Read through the data below and state how many of its lines contain the word "ffffff", adding nothing.

(Saved entries)
=-=-=
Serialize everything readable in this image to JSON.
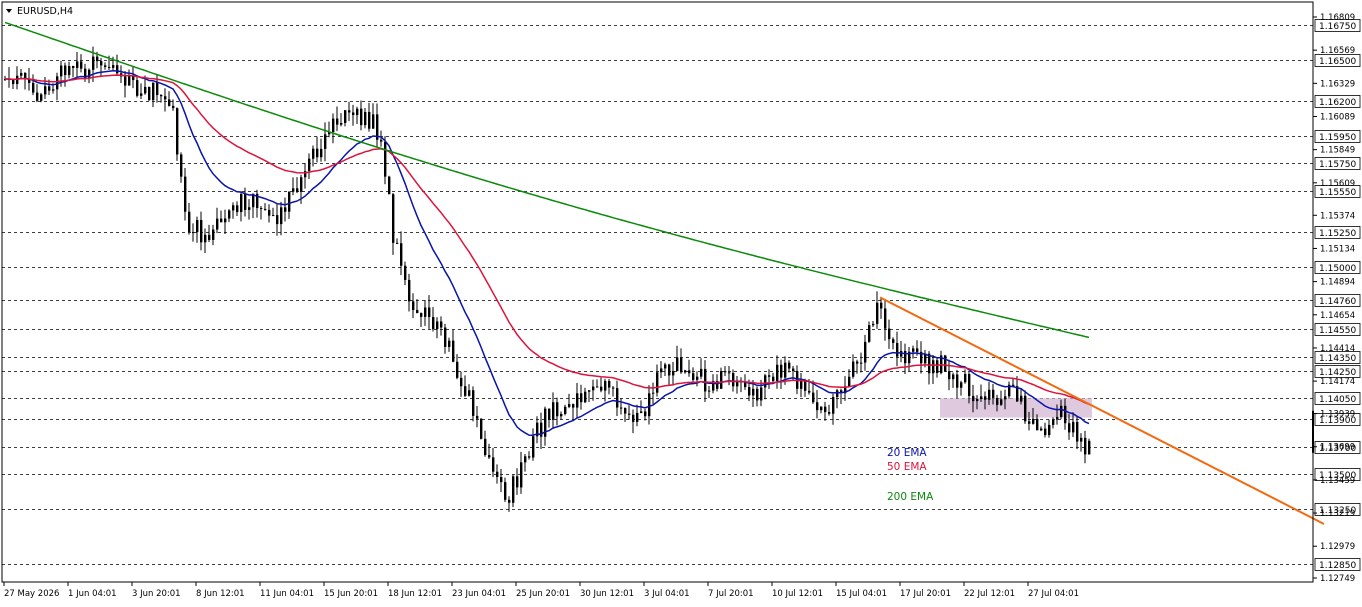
{
  "window": {
    "symbol_label": "EURUSD,H4"
  },
  "colors": {
    "background": "#ffffff",
    "candle": "#000000",
    "grid": "#000000",
    "ema20": "#0a14a8",
    "ema50": "#dc143c",
    "ema200": "#0b8a0b",
    "trendline": "#f26a10",
    "zone": "#d8bfd8",
    "price_tag_bg": "#ffffff"
  },
  "chart_data": {
    "type": "candlestick",
    "title": "EURUSD,H4",
    "ylim": [
      1.12749,
      1.16809
    ],
    "y_ticks": [
      1.16809,
      1.16569,
      1.16329,
      1.16089,
      1.15849,
      1.15609,
      1.15374,
      1.15134,
      1.14894,
      1.14654,
      1.14414,
      1.14174,
      1.13939,
      1.13699,
      1.13459,
      1.13219,
      1.12979,
      1.12749
    ],
    "horizontal_levels": [
      1.1675,
      1.165,
      1.162,
      1.1595,
      1.1575,
      1.1555,
      1.1525,
      1.15,
      1.1476,
      1.1455,
      1.1435,
      1.1425,
      1.1405,
      1.139,
      1.137,
      1.135,
      1.1325,
      1.1285
    ],
    "x_labels": [
      "27 May 2026",
      "1 Jun 04:01",
      "3 Jun 20:01",
      "8 Jun 12:01",
      "11 Jun 04:01",
      "15 Jun 20:01",
      "18 Jun 12:01",
      "23 Jun 04:01",
      "25 Jun 20:01",
      "30 Jun 12:01",
      "3 Jul 04:01",
      "7 Jul 20:01",
      "10 Jul 12:01",
      "15 Jul 04:01",
      "17 Jul 20:01",
      "22 Jul 12:01",
      "27 Jul 04:01"
    ],
    "bars_per_label": 16,
    "total_bars": 272,
    "price_anchors": [
      [
        0,
        1.164
      ],
      [
        8,
        1.1625
      ],
      [
        14,
        1.164
      ],
      [
        22,
        1.1645
      ],
      [
        30,
        1.1635
      ],
      [
        38,
        1.1625
      ],
      [
        42,
        1.1615
      ],
      [
        45,
        1.1535
      ],
      [
        50,
        1.152
      ],
      [
        56,
        1.1545
      ],
      [
        62,
        1.155
      ],
      [
        68,
        1.1535
      ],
      [
        74,
        1.1565
      ],
      [
        80,
        1.1595
      ],
      [
        86,
        1.161
      ],
      [
        92,
        1.1605
      ],
      [
        94,
        1.159
      ],
      [
        97,
        1.1525
      ],
      [
        102,
        1.147
      ],
      [
        108,
        1.146
      ],
      [
        114,
        1.142
      ],
      [
        118,
        1.139
      ],
      [
        122,
        1.135
      ],
      [
        126,
        1.1335
      ],
      [
        132,
        1.1375
      ],
      [
        136,
        1.1395
      ],
      [
        144,
        1.1405
      ],
      [
        150,
        1.1415
      ],
      [
        156,
        1.139
      ],
      [
        160,
        1.1395
      ],
      [
        164,
        1.143
      ],
      [
        170,
        1.1425
      ],
      [
        176,
        1.1415
      ],
      [
        182,
        1.142
      ],
      [
        188,
        1.141
      ],
      [
        194,
        1.1425
      ],
      [
        200,
        1.1415
      ],
      [
        204,
        1.1395
      ],
      [
        208,
        1.1405
      ],
      [
        214,
        1.1435
      ],
      [
        218,
        1.147
      ],
      [
        222,
        1.144
      ],
      [
        228,
        1.1432
      ],
      [
        234,
        1.143
      ],
      [
        238,
        1.142
      ],
      [
        242,
        1.141
      ],
      [
        248,
        1.1405
      ],
      [
        252,
        1.1415
      ],
      [
        256,
        1.1385
      ],
      [
        260,
        1.1378
      ],
      [
        264,
        1.14
      ],
      [
        268,
        1.1375
      ],
      [
        271,
        1.137
      ]
    ],
    "series": [
      {
        "name": "20 EMA",
        "period": 20
      },
      {
        "name": "50 EMA",
        "period": 50
      },
      {
        "name": "200 EMA",
        "period": 200,
        "start_value": 1.1677,
        "end_value": 1.1449
      }
    ],
    "trendline": {
      "start": [
        219,
        1.1478
      ],
      "end": [
        330,
        1.1314
      ]
    },
    "zone": {
      "x_start": 234,
      "x_end": 272,
      "price_high": 1.1405,
      "price_low": 1.1391
    },
    "legend_labels": {
      "ema20": "20 EMA",
      "ema50": "50 EMA",
      "ema200": "200 EMA"
    }
  }
}
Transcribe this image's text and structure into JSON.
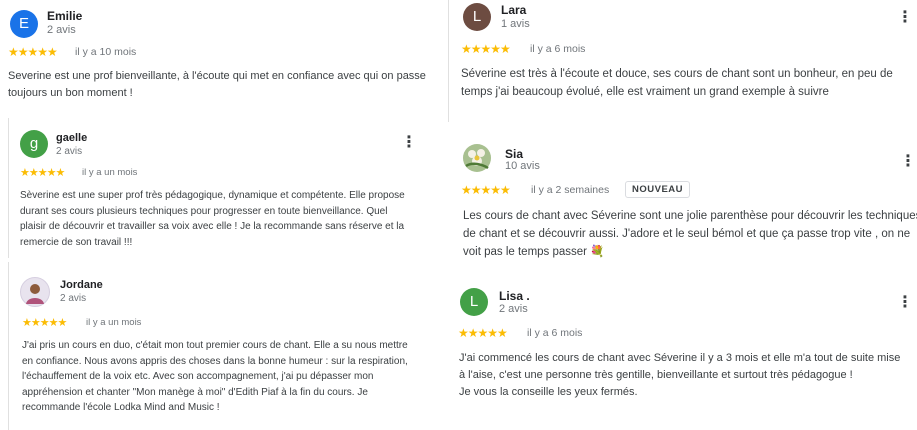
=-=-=
**Response to the task**
2